Morning, Thursday, 30th April 2020
THIS EVENT IS CPD CERTIFIED
This seminar will be an opportunity to assess the conclusions of the Senior Cycle Review by the National Council for Curriculum and Assessment (NCCA).
It follows the publication of interim findings, and comes with the The Collaborative Review of Senior Cycle Education: report for consultation due to be published shortly before the seminar.
Delegates will discuss what has been learnt from the Review as a whole and the steps that should be next taken as the curriculum is shaped.
Attendees will also consider the possible lessons that might be learnt from the delivery of Junior Cycle curriculum reform so far.
It comes with calls for a review of the reforms made as a part of the Junior Cycle framework before the development and progression of Senior Cycle reforms.
Sessions will look at the buy-in for the ongoing reforms from key stakeholders - such as teachers in the area of assessment - as well as the concerns from some surrounding the level of knowledge students are obtaining from the new curricula at Junior Cycle, and the potential effect on ensuring a smooth progression to secondary level.
Overall, the agenda focuses on the development of curricula in the Senior Cycle.
We expect discussion on how to ensure that the new curriculum is:
- sufficiently flexible to allow students to learn at their own pace;
- includes increased focus on student wellbeing; and
- potentially includes current elements of the transition year, such as work experience and life skills.
Delegates will also discuss how the new curriculum can provide effective pathways for transition to non-academic routes such as apprenticeships, training, and employment amidst concerns that the current curriculum does not offer suitable options.
There will be a further focus on whether the new curriculum meets the skills needs of universities and employers, amidst calls from some employers for a greater focus on STEM.
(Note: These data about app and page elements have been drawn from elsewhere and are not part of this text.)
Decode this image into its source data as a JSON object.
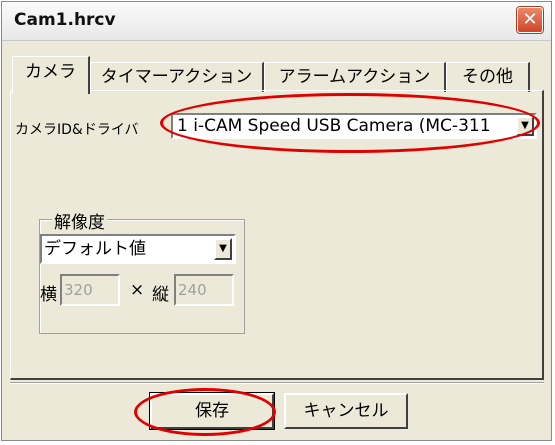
{
  "window": {
    "title": "Cam1.hrcv",
    "close_glyph": "✕"
  },
  "tabs": [
    {
      "label": "カメラ",
      "active": true
    },
    {
      "label": "タイマーアクション",
      "active": false
    },
    {
      "label": "アラームアクション",
      "active": false
    },
    {
      "label": "その他",
      "active": false
    }
  ],
  "camera": {
    "label": "カメラID&ドライバ",
    "selected": "1 i-CAM Speed USB Camera (MC-311",
    "dropdown_glyph": "▼"
  },
  "resolution": {
    "group_title": "解像度",
    "selected": "デフォルト値",
    "dropdown_glyph": "▼",
    "width_label": "横",
    "width_value": "320",
    "times": "×",
    "height_label": "縦",
    "height_value": "240"
  },
  "buttons": {
    "save": "保存",
    "cancel": "キャンセル"
  },
  "annotations": {
    "highlight_color": "#e00000"
  }
}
Delegates will also discuss assessment reforms, their implementation, and how they can ensure fair, practical, and reliable assessment for the stakeholders involved.
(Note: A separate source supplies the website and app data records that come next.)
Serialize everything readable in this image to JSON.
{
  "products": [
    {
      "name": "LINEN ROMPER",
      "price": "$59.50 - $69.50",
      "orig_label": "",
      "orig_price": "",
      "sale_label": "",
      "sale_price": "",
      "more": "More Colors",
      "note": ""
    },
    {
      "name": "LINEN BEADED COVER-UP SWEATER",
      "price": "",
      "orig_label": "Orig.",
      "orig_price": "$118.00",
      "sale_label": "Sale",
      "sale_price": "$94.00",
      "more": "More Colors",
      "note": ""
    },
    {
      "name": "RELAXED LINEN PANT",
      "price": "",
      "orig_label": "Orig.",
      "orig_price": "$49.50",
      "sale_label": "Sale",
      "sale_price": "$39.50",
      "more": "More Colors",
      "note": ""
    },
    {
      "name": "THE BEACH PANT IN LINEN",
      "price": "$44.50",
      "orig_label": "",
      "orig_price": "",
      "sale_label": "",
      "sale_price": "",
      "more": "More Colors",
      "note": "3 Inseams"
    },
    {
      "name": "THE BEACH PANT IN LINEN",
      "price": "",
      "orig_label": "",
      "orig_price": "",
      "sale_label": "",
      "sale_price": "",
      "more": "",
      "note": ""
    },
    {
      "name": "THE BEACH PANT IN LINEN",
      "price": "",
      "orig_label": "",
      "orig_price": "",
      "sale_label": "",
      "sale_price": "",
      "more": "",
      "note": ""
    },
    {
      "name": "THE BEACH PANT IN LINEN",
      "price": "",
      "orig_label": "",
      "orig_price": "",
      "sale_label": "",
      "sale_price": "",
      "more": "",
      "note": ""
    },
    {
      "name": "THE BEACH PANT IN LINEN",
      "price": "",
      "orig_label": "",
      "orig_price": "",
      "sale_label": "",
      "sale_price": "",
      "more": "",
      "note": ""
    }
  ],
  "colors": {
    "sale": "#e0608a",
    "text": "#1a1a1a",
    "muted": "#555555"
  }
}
It comes with calls in the NCCA’s interim review for the introduction of continuous assessment to relieve pressure on students whilst continuing to be externally examined - avoiding teachers having to mark the work of their own pupils.
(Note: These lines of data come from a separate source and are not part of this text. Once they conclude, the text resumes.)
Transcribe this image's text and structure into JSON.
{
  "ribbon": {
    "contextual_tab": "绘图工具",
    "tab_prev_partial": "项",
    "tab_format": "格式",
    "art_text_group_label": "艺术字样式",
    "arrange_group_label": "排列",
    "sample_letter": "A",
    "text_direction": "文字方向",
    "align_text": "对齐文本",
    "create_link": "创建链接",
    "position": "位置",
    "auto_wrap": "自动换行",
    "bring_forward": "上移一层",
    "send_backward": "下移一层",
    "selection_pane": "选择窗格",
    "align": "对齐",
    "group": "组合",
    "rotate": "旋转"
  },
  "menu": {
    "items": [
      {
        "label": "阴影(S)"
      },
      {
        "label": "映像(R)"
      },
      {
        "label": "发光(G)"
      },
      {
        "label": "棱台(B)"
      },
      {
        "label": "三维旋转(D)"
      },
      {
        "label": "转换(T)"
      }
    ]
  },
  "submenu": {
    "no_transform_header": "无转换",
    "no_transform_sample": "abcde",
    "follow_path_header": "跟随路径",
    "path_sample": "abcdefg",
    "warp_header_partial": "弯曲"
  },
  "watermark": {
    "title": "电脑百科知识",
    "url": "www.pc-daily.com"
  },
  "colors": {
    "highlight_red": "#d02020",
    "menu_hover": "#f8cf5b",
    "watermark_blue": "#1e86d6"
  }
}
It also follows concerns from some that the current leaving certificate examination can have a negative effect on students’ mental health and encourages rote learning.